“For me, I’m trying to concentrate on the arrival of the two groups of people who came to the area and eventually became united – the Spanish and the French,” Jimmy explains. “I want to get the idea across that these two people came together in a communal effort to begin building this city.”
In addition to being a source of pride for New Iberia residents, one of the girls’ hopes is that the mural will give tourists insight into the area in an innovative way. “It helps out the community and that’s what this project is all about, but we want tourists to see that New Iberia has so much to offer,” Alyssa states. “It will help people who don’t know a lot about New Iberia learn more in a really interesting way,” Carmen says finishing Alyssa’s sentence.
Alyssa and Carmen’s advancement up the Girl Scout ranks hinges upon the completion of the project.
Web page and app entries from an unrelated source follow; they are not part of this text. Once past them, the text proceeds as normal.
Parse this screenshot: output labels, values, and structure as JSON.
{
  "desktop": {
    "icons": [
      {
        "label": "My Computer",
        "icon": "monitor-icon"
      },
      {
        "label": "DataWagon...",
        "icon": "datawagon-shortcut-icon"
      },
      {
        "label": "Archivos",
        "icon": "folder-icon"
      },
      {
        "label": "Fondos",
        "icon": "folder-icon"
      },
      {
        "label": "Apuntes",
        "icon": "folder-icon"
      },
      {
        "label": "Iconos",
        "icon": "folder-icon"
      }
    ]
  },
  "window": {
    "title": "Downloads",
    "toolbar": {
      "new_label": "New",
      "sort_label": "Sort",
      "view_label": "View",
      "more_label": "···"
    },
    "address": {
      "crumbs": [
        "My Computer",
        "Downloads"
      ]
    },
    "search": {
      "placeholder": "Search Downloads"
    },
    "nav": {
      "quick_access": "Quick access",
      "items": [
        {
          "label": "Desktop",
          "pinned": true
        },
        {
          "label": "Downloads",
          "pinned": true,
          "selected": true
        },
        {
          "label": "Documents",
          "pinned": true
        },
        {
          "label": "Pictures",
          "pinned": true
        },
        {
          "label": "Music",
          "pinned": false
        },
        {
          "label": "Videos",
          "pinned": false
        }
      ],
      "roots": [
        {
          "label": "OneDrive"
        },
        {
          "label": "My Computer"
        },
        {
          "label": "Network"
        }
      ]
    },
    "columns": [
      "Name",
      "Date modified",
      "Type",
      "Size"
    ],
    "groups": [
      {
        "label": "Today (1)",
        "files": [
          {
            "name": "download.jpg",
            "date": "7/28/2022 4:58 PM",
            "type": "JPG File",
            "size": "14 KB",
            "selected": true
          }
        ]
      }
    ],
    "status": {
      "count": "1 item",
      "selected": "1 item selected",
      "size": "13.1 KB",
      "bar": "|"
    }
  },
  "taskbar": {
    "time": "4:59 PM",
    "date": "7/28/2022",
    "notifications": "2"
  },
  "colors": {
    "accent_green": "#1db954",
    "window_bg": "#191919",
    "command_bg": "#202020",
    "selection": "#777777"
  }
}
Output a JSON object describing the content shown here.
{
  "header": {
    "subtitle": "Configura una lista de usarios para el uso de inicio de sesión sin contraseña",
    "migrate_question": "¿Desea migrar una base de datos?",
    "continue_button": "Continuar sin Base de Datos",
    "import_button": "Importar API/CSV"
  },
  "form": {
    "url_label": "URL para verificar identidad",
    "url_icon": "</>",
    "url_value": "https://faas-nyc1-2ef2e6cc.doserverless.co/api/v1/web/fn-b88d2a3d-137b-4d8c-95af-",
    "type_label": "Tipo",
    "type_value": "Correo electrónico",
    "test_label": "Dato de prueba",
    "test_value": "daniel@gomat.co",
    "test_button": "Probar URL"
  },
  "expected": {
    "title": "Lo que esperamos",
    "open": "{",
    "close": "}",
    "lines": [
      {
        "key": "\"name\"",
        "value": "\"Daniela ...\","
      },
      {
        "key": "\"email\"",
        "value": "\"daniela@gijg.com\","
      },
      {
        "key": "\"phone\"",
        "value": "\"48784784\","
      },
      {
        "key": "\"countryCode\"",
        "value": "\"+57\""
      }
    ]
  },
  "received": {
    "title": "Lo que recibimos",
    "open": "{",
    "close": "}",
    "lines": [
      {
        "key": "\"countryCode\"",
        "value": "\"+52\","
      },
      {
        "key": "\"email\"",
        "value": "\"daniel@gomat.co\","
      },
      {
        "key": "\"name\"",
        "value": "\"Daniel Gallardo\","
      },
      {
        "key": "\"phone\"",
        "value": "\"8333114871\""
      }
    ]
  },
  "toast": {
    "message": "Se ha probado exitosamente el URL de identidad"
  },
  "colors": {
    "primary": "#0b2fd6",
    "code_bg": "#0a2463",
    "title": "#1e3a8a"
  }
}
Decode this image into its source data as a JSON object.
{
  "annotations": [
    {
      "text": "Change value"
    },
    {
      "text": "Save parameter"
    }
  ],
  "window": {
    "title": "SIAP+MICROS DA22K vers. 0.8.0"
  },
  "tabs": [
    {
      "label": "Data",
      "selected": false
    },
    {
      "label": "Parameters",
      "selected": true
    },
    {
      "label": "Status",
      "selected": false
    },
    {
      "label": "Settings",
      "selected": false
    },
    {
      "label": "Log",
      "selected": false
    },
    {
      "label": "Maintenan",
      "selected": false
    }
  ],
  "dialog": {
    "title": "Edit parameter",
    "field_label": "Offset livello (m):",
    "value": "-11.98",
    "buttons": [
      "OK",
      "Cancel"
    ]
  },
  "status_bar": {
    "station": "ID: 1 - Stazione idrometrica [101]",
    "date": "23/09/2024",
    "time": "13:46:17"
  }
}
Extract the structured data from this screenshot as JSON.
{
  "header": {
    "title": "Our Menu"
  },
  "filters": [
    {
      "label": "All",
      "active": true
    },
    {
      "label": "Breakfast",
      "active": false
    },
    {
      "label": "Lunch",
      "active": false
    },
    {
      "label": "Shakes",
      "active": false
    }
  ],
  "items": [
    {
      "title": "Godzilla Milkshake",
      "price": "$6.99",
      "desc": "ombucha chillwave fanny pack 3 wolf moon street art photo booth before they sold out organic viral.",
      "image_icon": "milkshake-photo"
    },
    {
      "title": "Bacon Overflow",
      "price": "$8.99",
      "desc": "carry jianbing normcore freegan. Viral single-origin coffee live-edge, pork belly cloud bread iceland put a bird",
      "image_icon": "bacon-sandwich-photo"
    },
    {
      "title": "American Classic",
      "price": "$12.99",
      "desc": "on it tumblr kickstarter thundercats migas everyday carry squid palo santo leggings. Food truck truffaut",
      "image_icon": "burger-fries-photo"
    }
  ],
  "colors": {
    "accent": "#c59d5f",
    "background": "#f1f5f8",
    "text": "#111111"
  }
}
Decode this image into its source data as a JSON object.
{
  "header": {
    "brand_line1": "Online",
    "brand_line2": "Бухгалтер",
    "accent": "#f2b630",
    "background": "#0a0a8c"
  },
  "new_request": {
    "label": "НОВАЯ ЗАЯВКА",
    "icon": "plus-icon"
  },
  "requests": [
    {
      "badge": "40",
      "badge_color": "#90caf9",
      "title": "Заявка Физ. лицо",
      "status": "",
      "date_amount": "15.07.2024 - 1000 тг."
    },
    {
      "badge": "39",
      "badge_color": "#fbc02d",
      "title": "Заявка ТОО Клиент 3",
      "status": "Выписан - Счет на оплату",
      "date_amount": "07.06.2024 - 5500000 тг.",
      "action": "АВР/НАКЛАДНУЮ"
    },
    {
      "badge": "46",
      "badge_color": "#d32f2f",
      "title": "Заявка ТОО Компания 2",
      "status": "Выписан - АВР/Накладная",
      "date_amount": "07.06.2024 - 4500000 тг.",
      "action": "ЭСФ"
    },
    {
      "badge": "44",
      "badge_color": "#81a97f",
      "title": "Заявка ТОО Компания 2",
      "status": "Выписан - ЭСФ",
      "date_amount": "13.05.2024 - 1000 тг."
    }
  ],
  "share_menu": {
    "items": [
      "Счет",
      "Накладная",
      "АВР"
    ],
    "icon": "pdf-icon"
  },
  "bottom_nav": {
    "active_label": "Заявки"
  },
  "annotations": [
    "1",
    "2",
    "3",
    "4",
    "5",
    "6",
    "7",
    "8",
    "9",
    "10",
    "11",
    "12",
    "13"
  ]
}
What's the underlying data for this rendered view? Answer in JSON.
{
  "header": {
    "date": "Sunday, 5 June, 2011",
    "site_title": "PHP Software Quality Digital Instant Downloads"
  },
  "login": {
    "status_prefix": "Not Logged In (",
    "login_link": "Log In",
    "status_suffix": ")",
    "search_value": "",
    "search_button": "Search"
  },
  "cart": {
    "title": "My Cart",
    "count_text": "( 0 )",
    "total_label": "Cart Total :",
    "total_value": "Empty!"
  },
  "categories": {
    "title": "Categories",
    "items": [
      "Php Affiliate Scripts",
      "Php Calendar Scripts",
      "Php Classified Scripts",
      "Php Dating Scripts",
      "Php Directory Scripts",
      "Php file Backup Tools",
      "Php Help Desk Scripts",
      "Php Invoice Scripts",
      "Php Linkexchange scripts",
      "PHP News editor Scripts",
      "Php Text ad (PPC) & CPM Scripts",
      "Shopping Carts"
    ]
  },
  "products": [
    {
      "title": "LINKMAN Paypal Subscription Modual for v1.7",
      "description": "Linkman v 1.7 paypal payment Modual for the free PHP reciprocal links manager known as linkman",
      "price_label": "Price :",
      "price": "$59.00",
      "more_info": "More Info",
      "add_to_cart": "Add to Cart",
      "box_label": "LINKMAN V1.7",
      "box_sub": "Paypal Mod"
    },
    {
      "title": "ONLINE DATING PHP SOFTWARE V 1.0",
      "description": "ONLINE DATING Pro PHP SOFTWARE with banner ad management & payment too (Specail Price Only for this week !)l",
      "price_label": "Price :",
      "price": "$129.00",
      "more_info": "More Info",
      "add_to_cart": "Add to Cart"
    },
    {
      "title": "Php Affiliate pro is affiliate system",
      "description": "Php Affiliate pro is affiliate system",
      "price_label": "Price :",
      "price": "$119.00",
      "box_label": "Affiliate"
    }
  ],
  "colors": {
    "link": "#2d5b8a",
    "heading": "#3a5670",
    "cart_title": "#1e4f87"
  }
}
The girls have their sights set on the Girl Scout Silver Award, the highest award a Girl Scout Cadette can earn. To receive the prestigious award, Cadettes must complete a journey prior to beginning their project. In this case, the journey is through history. The girls must complete 50 hours of service each on a project that will leave a lasting impact on their community. Carmen and Alyssa will continue to experience the pride associated with their work long after the paint dries on the mural and their Silver Awards lose their shine.
“These two girls have been friends since Pre-K. They’ve been best friends for the past five years and they’ve been in Scouts together for almost nine years,” Jenny says thoughtfully. “In 20 years, they can bring their own children to see this and say ‘I did this.’”